Your task |
Among the entries that follow, find every line with the word "kind" and copy it.
========
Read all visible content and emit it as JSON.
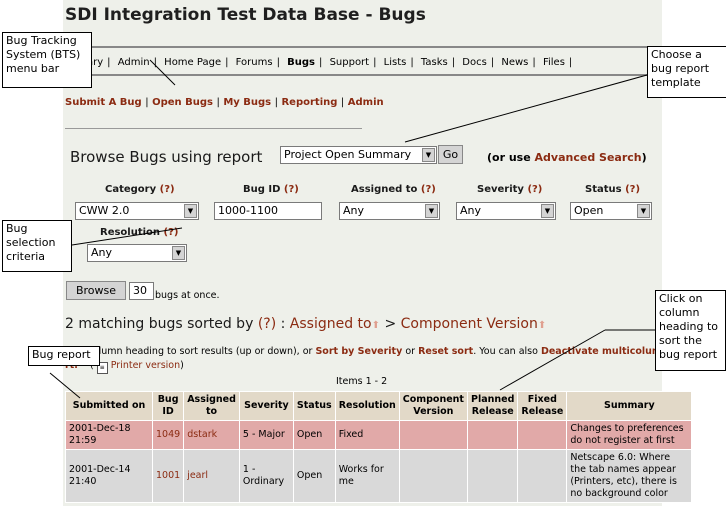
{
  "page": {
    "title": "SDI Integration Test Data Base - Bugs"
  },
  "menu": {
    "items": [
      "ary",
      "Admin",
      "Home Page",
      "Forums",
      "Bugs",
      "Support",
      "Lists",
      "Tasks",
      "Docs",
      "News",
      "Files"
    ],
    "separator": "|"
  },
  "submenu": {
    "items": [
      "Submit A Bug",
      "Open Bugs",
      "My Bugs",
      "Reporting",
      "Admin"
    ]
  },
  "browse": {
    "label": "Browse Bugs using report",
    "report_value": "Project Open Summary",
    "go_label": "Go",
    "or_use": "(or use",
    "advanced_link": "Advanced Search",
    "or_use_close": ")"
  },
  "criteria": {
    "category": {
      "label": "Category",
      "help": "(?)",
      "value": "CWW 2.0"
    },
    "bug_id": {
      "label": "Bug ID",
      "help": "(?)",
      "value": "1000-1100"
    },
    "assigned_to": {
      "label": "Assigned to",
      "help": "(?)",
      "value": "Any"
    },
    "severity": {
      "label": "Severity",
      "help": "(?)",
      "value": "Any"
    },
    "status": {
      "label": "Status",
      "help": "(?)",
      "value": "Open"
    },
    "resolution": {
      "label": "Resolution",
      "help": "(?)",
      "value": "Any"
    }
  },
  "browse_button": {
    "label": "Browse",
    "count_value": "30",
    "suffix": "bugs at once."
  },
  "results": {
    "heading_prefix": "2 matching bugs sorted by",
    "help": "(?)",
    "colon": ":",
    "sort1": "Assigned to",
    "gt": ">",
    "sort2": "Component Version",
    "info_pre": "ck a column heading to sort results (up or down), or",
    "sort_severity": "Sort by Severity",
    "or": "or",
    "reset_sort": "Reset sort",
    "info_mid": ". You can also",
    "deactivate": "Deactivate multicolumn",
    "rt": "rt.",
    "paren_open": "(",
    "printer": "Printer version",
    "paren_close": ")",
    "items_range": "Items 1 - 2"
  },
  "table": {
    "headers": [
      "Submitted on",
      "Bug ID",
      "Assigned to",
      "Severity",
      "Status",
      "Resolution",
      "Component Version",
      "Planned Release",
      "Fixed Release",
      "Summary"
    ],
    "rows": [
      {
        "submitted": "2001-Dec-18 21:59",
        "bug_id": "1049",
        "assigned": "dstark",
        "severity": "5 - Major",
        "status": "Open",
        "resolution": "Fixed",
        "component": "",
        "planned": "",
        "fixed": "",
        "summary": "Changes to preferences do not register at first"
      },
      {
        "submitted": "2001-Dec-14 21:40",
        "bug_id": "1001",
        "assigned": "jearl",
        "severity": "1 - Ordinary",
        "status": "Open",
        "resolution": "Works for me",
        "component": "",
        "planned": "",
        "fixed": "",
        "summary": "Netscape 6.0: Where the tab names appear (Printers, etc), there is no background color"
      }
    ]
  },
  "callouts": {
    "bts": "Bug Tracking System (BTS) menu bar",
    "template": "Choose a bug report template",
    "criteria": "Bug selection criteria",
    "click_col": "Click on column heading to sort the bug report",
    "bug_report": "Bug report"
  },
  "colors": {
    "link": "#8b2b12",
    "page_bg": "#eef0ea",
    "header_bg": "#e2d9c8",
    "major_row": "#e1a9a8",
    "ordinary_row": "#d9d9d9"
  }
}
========
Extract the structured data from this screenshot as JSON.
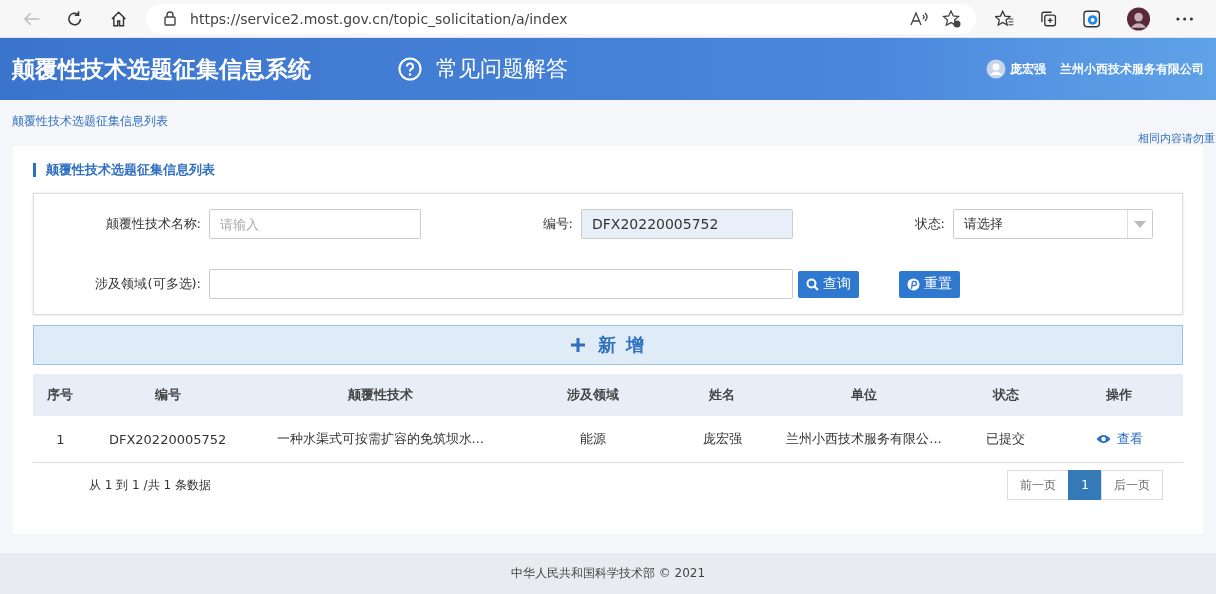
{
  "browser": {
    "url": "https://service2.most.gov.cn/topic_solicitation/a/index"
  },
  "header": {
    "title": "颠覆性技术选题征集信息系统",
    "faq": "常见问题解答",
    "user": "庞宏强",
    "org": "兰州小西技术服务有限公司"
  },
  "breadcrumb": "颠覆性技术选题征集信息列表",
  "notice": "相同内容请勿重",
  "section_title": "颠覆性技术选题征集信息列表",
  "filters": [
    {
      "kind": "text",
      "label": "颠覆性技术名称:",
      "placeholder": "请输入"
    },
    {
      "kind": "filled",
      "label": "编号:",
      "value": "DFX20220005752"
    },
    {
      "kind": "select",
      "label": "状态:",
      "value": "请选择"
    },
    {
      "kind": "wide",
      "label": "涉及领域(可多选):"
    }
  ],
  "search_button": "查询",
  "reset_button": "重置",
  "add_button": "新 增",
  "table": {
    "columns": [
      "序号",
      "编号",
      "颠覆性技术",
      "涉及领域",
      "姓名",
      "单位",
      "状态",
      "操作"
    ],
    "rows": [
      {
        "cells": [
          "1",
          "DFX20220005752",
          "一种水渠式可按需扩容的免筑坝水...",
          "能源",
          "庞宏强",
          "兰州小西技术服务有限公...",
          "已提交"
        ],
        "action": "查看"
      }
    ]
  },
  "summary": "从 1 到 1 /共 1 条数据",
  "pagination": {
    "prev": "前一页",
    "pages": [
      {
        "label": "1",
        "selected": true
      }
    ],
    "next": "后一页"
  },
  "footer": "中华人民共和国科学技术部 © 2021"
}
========
Written answer |
      "kind": "text",
      "kind": "filled",
      "kind": "select",
      "kind": "wide",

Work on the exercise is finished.